It was a natural transition time, Heard says. I didn't have to cut anyone. But I came in at a time when there was a great group of girls coming up.

Heard's first team was dominated by sophomores and looked to freshman Caryn Ross for much of its offense. The youthful club took its lumps, going 5-17 and finishing eighth in the conference. Heard's second team was 19-5 -- 14-2 in the SOC -- and won the school's first outright conference crown.

Crater improved to 22-5 last year with the arrival of twins Chassie and Cherrith Wiersma, and played four games in the tourney. The team was 24-3 this season, winning its third straight SOC title.

Each game, Heard has a defensive plan different from the night before.

I feel my strength is recognizing other people's strengths and stopping them, Heard says. I think it's harder to be an offensive coach than a defensive coach. You can put the people in the right place on offense, but it depends on their shooting. With defense, you can put people in the right place to prevent the other team from scoring.

After turning over the reins, Molloy kept out of sight, until this weekend.

This group of seniors (Ross, Teri Schneider and Jennifer Dunlap) was pretty much the last I worked with between their eighth-grade and ninth-grade years, Molloy says. It was better than trying to answer `Why aren't you coaching us?'

Watching the Comets this weekend, he had no regrets. His kids were in good hands.

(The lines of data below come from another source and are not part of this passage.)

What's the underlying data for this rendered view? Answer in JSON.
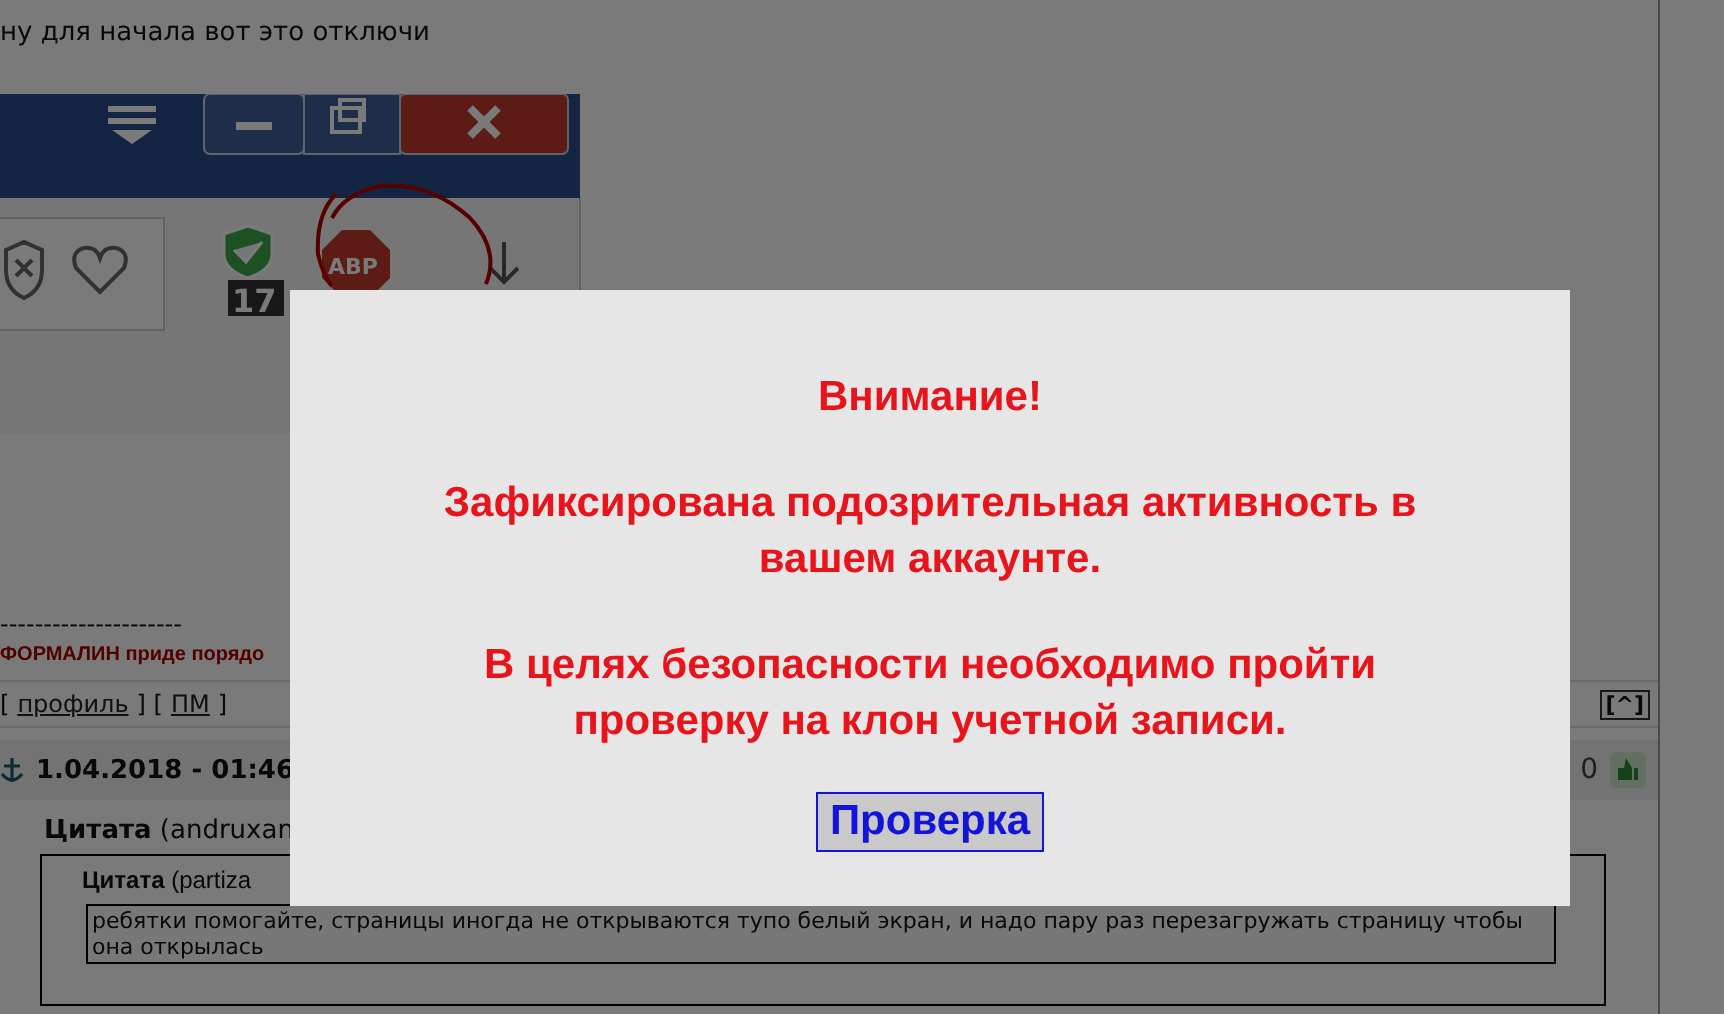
{
  "post": {
    "text": "ну для начала вот это отключи",
    "screenshot": {
      "badges": [
        {
          "kind": "check",
          "count": "17"
        },
        {
          "kind": "abp",
          "label": "ABP"
        }
      ],
      "circled": true
    },
    "signature_rule": "---------------------",
    "signature": "ФОРМАЛИН приде порядо"
  },
  "author_links": [
    {
      "kind": "plain",
      "text": "["
    },
    {
      "kind": "link",
      "text": "профиль"
    },
    {
      "kind": "plain",
      "text": "] ["
    },
    {
      "kind": "link",
      "text": "ПМ"
    },
    {
      "kind": "plain",
      "text": "]"
    }
  ],
  "top_link": "[^]",
  "next_post": {
    "date": "1.04.2018 - 01:46",
    "rating": "0",
    "quote": {
      "label": "Цитата",
      "meta": "(andruxan",
      "inner": {
        "label": "Цитата",
        "meta": "(partiza",
        "text": "ребятки помогайте, страницы иногда не открываются тупо белый экран, и надо пару раз перезагружать страницу чтобы она открылась"
      }
    }
  },
  "modal": {
    "title": "Внимание!",
    "paragraphs": [
      "Зафиксирована подозрительная активность в вашем аккаунте.",
      "В целях безопасности необходимо пройти проверку на клон учетной записи."
    ],
    "button": "Проверка"
  }
}
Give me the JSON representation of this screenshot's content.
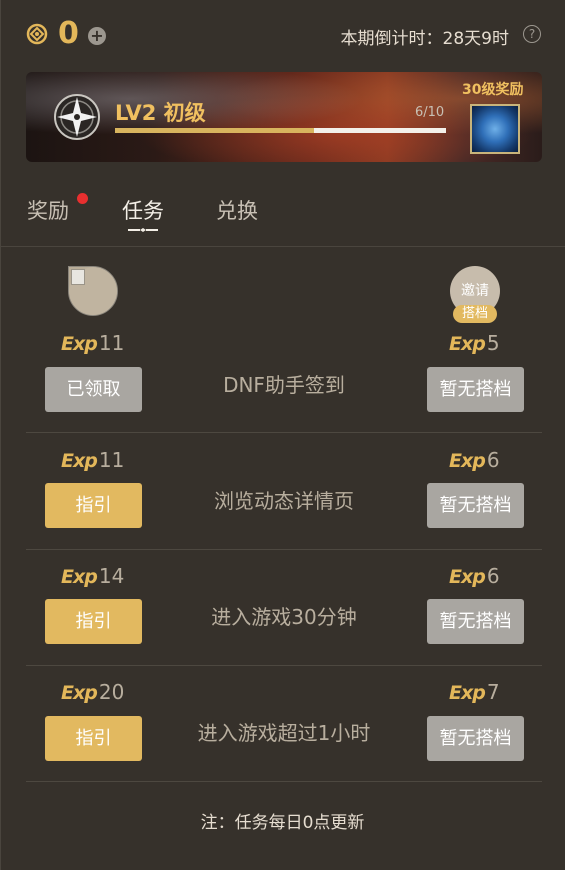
{
  "header": {
    "coin_count": "0",
    "countdown": "本期倒计时：28天9时"
  },
  "level": {
    "title": "LV2 初级",
    "progress_text": "6/10",
    "progress_fraction": 0.6,
    "reward_label": "30级奖励"
  },
  "tabs": [
    {
      "label": "奖励",
      "has_notification": true
    },
    {
      "label": "任务",
      "active": true
    },
    {
      "label": "兑换"
    }
  ],
  "exp_logo": "Exp",
  "invite": {
    "line1": "邀请",
    "badge": "搭档"
  },
  "tasks": [
    {
      "exp": "11",
      "partner_exp": "5",
      "name": "DNF助手签到",
      "action": "已领取",
      "partner_action": "暂无搭档"
    },
    {
      "exp": "11",
      "partner_exp": "6",
      "name": "浏览动态详情页",
      "action": "指引",
      "partner_action": "暂无搭档"
    },
    {
      "exp": "14",
      "partner_exp": "6",
      "name": "进入游戏30分钟",
      "action": "指引",
      "partner_action": "暂无搭档"
    },
    {
      "exp": "20",
      "partner_exp": "7",
      "name": "进入游戏超过1小时",
      "action": "指引",
      "partner_action": "暂无搭档"
    }
  ],
  "footnote": "注：任务每日0点更新",
  "colors": {
    "accent": "#e2b960",
    "background": "#36312b",
    "notification": "#e82f2f"
  }
}
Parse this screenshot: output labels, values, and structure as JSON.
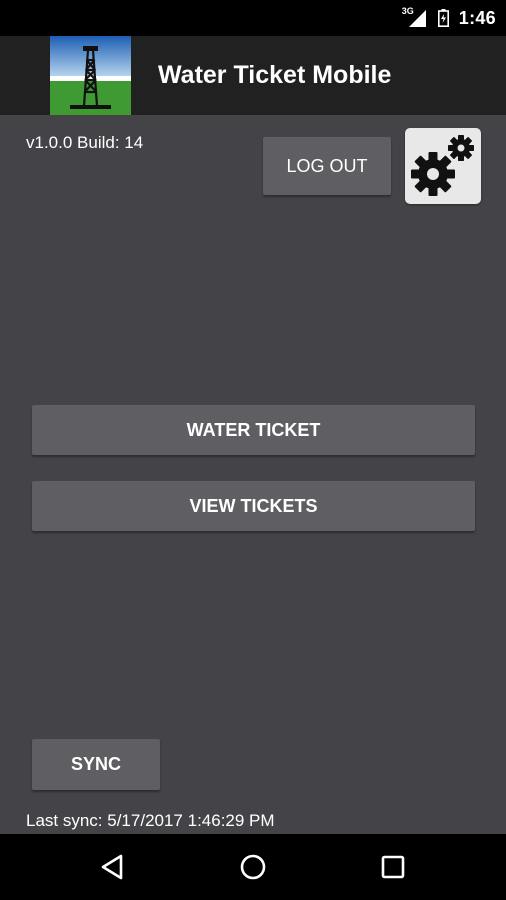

(Greg Stiles is a Mail Tribune sports writer. He can be reached at 776-4483 or at )